  4. ^ Sekiguchi, Akira; Kinjo, Rei; Ichinohe, Masaaki (September 2004). "A Stable Compound Containing a Silicon-Silicon Triple Bond". Science. 305 (5691): 1755–1757. Bibcode:2004Sci...305.1755S. doi:10.1126/science.1102209. PMID 15375262. S2CID 24416825.
  5. ^ Pignedoli, Carlo A.; Curioni, Alessandro; Andreoni, Wanda (2005). "Disproving a Silicon Analog of an Alkyne with the Aid of Topological Analyses of the Electronic Structure and Ab Initio Molecular Dynamics Calculations". ChemPhysChem. 6 (9): 1795–1799. doi:10.1002/cphc.200500064. PMID 16144004.
  6. ^ Frenking., Gernot; Krapp, Andreas; Nagase, Shigeru; Takagi, Nozomi; Sekiguchi, Akira (2006). "Comment on Disproving a Silicon Analog of an Alkyne with the Aid of Topological Analyses of the Electronic Structure and Ab Initio Molecular Dynamics Calculations". ChemPhysChem. 7 (4): 799–800. doi:10.1002/cphc.200500689. PMID 16596606.

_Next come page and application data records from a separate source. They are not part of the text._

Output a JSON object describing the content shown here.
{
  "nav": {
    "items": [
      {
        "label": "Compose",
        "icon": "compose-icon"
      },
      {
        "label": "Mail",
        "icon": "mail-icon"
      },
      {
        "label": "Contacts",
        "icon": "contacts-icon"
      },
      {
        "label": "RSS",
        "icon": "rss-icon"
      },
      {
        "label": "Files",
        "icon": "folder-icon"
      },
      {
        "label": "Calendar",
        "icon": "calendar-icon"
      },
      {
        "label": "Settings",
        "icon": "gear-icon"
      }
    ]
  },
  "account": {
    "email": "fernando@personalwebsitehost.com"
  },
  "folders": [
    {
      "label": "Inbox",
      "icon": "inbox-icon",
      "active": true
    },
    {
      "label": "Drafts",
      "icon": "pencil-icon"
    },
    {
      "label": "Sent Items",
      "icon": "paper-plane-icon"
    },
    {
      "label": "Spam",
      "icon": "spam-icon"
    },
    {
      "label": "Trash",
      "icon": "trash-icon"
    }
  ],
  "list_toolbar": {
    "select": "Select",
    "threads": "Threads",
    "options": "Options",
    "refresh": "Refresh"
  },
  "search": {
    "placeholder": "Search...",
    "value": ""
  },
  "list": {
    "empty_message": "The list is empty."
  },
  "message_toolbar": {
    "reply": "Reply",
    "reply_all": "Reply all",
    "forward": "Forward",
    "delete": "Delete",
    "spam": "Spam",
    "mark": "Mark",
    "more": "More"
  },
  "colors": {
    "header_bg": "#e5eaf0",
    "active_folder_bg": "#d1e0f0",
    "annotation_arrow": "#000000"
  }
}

  7. ^ Pignedoli, Carlo A.; Curioni, Alessandro; Andreoni, Wanda (2006). "Reply to Comment on Disproving a Silicon Analog of an Alkyne with the Aid of Topological Analyses of the Electronic Structure and Ab Initio Molecular Dynamics Calculations". ChemPhysChem. 7 (4): 801–802. doi:10.1002/cphc.200600025.
  8. ^ Kinjo, Rei; Ichinohe, Masaaki; Sekiguchi, Akira; Takagi, Nozomi; Sumimoto, Michinori; Nagase, Shigeru (2007). "Reactivity of a Disilyne RSi≡SiR (R = SiiPr[CH(SiMe3)2]2) toward π-Bonds: Stereospecific Addition and a New Route to an Isolable 1,2-Disilabenzene". Journal of the American Chemical Society. 129 (25): 7766–7767. doi:10.1021/ja072759h. PMID 17542592.

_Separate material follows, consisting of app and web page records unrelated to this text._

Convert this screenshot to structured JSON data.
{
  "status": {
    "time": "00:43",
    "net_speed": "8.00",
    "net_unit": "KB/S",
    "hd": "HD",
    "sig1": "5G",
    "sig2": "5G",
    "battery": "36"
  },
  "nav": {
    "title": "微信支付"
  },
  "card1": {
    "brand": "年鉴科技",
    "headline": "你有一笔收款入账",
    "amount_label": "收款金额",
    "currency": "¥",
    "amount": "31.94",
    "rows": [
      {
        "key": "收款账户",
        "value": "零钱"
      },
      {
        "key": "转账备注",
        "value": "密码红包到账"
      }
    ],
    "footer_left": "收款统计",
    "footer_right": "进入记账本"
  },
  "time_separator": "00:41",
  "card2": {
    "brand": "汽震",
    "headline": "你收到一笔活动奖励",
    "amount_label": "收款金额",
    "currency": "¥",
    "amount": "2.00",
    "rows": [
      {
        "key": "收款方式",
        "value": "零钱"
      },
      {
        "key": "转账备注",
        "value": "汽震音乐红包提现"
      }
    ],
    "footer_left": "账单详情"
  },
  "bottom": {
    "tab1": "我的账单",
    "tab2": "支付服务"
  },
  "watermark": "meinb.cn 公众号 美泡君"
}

  9. ^ Wiberg, Nils; Vasisht, Sham Kumar; Fischer, Gerd; Mayer, Peter (2004). "Disilynes. III [1] A Relatively Stable Disilyne RSiSiR (R = SiMe(SitBu3)2)". Zeitschrift für anorganische und allgemeine Chemie. 630 (12): 1823–1828. doi:10.1002/zaac.200400177.
  10. ^ Pu, L.; Twamley, B.; Power, P. P. (2000). "Synthesis and Characterization of 2,6-Trip2H3C6PbPbC6H3-2,6-Trip2 (Trip = C6H2-2,4,6-i-Pr3): A Stable Heavier Group 14 Element Analogue of an Alkyne". J. Am. Chem. Soc. 122 (14): 3524–3525. doi:10.1021/ja993346m.
  11. ^ Phillips, A. D.; Wright, R. J.; Olmstead, M.; Power, P. P. (2002). "Synthesis and Characterization of 2,6-Dipp2-H3C6SnSnC6H3-2,6-Dipp2 (Dipp = C6H3-2,6-Pri2): A Tin Analogue of an Alkyne". J. Am. Chem. Soc. 124 (21): 5930–1. doi:10.1021/ja0257164. PMID 12022812.
  12. ^ Stender, Matthias; Phillips, Andrew D.; Wright, Robert J.; Power, Philip P. (2002). "Synthesis and Characterization of a Digermanium Analogue of an Alkyne". Angew. Chem. Int. Ed. 41 (10): 1785–7. doi:10.1002/1521-3757(20020517)114:10<1863::AID-ANGE1863>3.0.CO;2-I. PMID 19750717.